Don’t Forget Upsells
If you have a service team or account managers in your organization managing your prospects-now-turned-clients, they could be less busy than usual as well. Reach out to them and see what’s happening with those clients. Maybe there are upsell or cross-sell opportunities you can identify together to explore in Q4. Developing collaborative relationships with those servicing and managing existing clients can lead to happier customers, more stable reoccurring revenue, and ongoing upsell opportunities.
Envision December 2019
Where do you want to be at the end of this year? Take the time now to envision what your sales success will be at year end. What do you need to do between now and then to get there? It is not too soon to be thinking of these things. In fact, these quiet, hot days of summer offer the greatest space for you to envision, prep, and focus on your end game.
Spring training is over and now it is time for the season to begin. You go into the season feeling confident that you and your team have done everything you can to be ready. But surprises always happen. You win an unexpected game and lose against the worst team in the league. You face tough opponents with varying outcomes. The big question is “why?”
This doesn’t happen just on the baseball field. It happens every day in the sales field. Salespeople hear good and bad news all the time just like sports teams win and lose all the time.
While a coach may be asking, “Did we have the best pitcher for this game?” a sales manager may be asking, “Did our sales rep really understand what the prospect was looking for?” or “Were we really ready for that finals presentation?”
Understanding the real reasons a certain sales decision was made can be some of the best on-going sales training there is. And learning from both winning and losing situations give sales reps, teams, and managers the intel needed to prepare for the next competitive sales situation.
Win Loss research invites decision makers to give open and honest feedback about the sales engagement. It allows prospects to address many areas of the sales situation from what was most important, to the buyer’s mindset going into the sales process, to unvarnished feedback about the salesmanship demonstrated throughout the process. Sales reps and sales leaders can learn about the specific areas that need more work or training. Maybe it was the (lack of) product knowledge, maybe it was the pricing structure, or maybe even sluggish responsiveness.
When a Win Loss Analysis program is used on a routine basis, that is, when interviews are being conducted and analyzed week in and week out, sales leaders learn real-time. Corrections can be made, competitors can be better understood, and product positioning can be adjusted. In the moment sales training can happen within minutes, and on the flip side, successful sales reps can become examples of what’s winning and what’s working well in the field.
You can win more business with Win Loss Research.

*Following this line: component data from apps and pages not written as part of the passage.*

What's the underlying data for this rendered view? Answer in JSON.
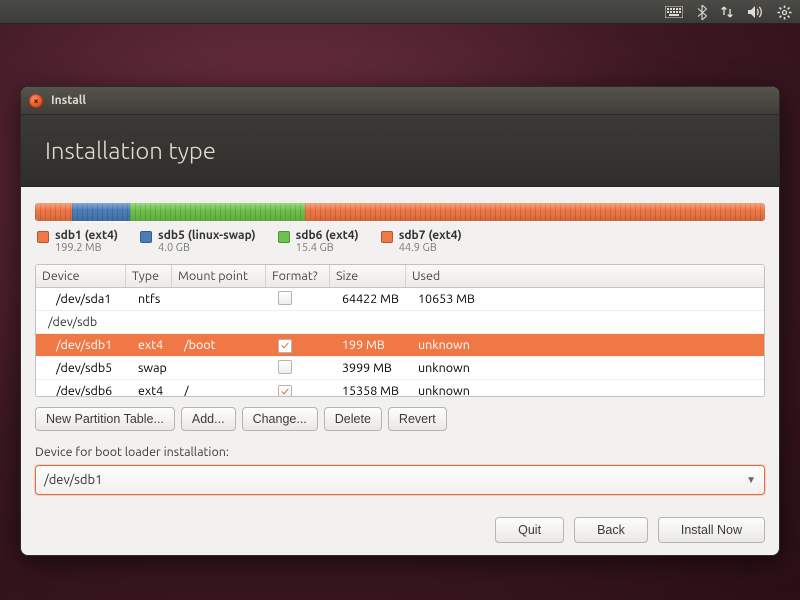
{
  "colors": {
    "orange": "#f07746",
    "blue": "#4a7db8",
    "green": "#6cc24a"
  },
  "window": {
    "title": "Install",
    "heading": "Installation type"
  },
  "partitions_bar": [
    {
      "color": "orange",
      "label": "sdb1 (ext4)",
      "sub": "199.2 MB",
      "fraction": 0.05
    },
    {
      "color": "blue",
      "label": "sdb5 (linux-swap)",
      "sub": "4.0 GB",
      "fraction": 0.08
    },
    {
      "color": "green",
      "label": "sdb6 (ext4)",
      "sub": "15.4 GB",
      "fraction": 0.24
    },
    {
      "color": "orange",
      "label": "sdb7 (ext4)",
      "sub": "44.9 GB",
      "fraction": 0.63
    }
  ],
  "table": {
    "columns": [
      "Device",
      "Type",
      "Mount point",
      "Format?",
      "Size",
      "Used"
    ],
    "rows": [
      {
        "device": "/dev/sda1",
        "type": "ntfs",
        "mount": "",
        "format": false,
        "size": "64422 MB",
        "used": "10653 MB",
        "indent": true,
        "selected": false,
        "disk": false
      },
      {
        "device": "/dev/sdb",
        "type": "",
        "mount": "",
        "format": null,
        "size": "",
        "used": "",
        "indent": false,
        "selected": false,
        "disk": true
      },
      {
        "device": "/dev/sdb1",
        "type": "ext4",
        "mount": "/boot",
        "format": true,
        "size": "199 MB",
        "used": "unknown",
        "indent": true,
        "selected": true,
        "disk": false
      },
      {
        "device": "/dev/sdb5",
        "type": "swap",
        "mount": "",
        "format": false,
        "size": "3999 MB",
        "used": "unknown",
        "indent": true,
        "selected": false,
        "disk": false
      },
      {
        "device": "/dev/sdb6",
        "type": "ext4",
        "mount": "/",
        "format": true,
        "size": "15358 MB",
        "used": "unknown",
        "indent": true,
        "selected": false,
        "disk": false
      }
    ]
  },
  "buttons": {
    "new_table": "New Partition Table...",
    "add": "Add...",
    "change": "Change...",
    "delete": "Delete",
    "revert": "Revert"
  },
  "bootloader": {
    "label": "Device for boot loader installation:",
    "value": "/dev/sdb1"
  },
  "footer": {
    "quit": "Quit",
    "back": "Back",
    "install": "Install Now"
  }
}
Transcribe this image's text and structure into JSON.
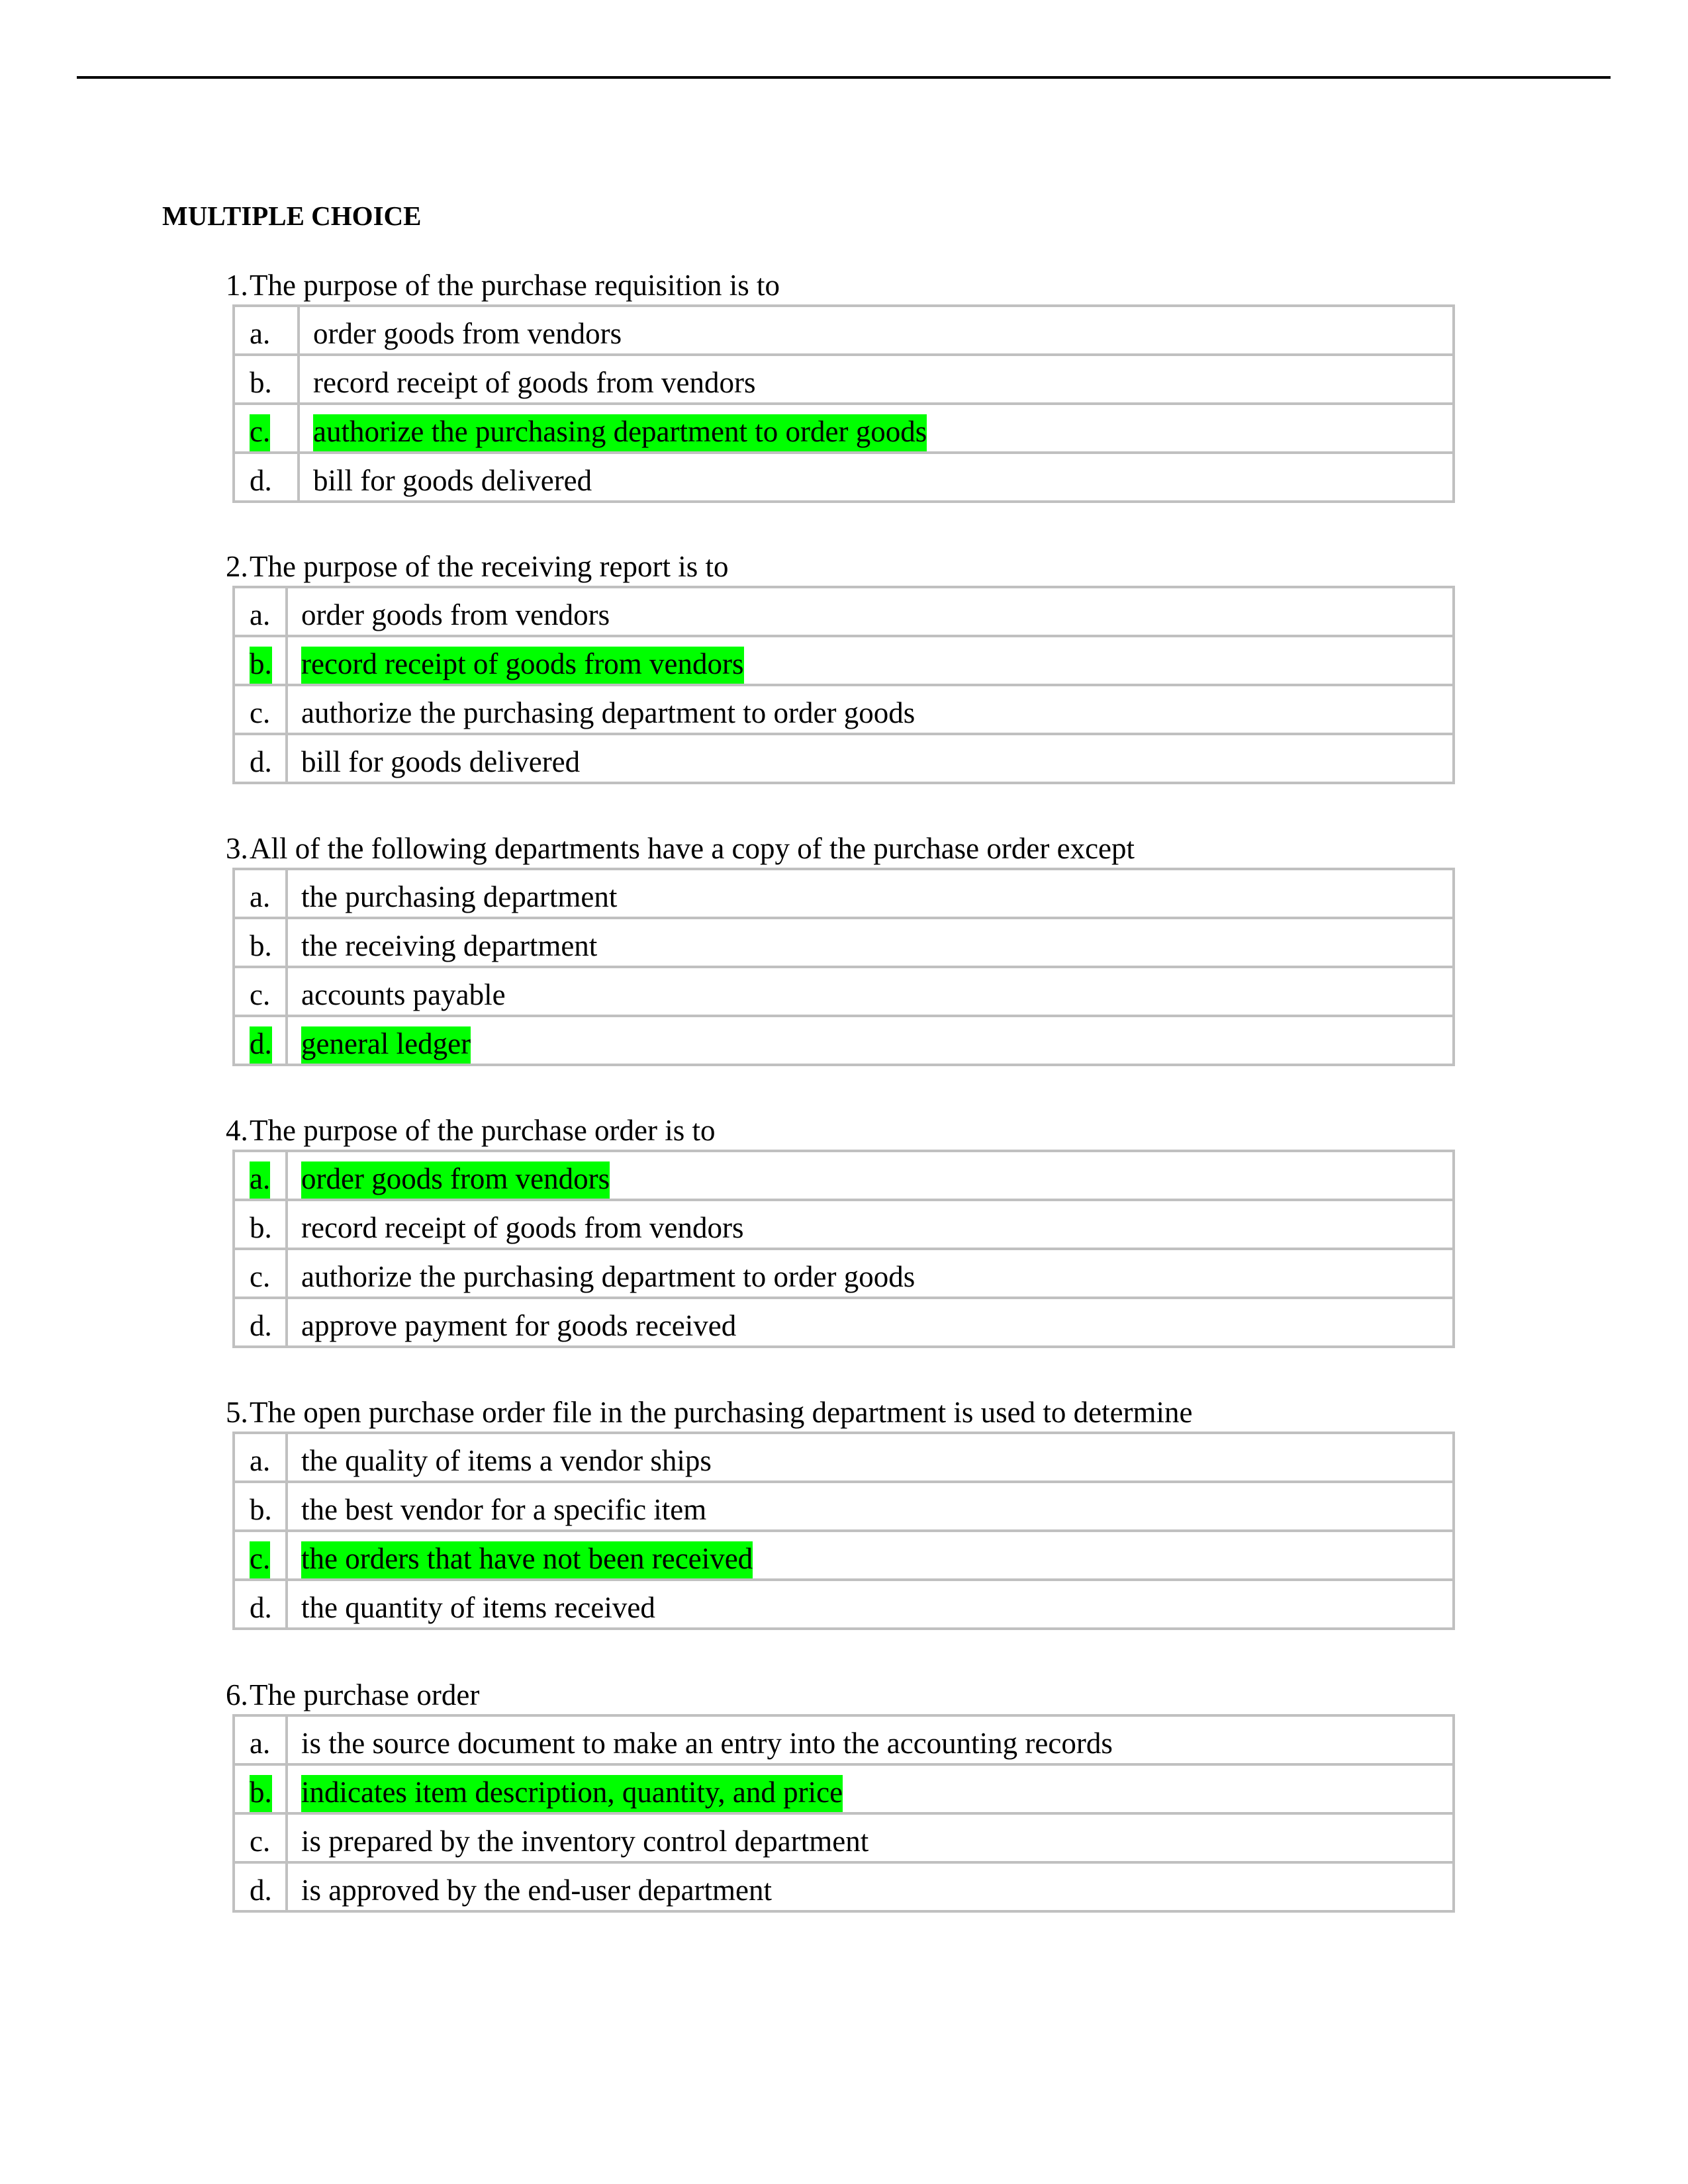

Understanding the outcome of the sales presentation and what went into the decision process can best prepare your sales team for the next big game. Win or lose, there’s always something to learn.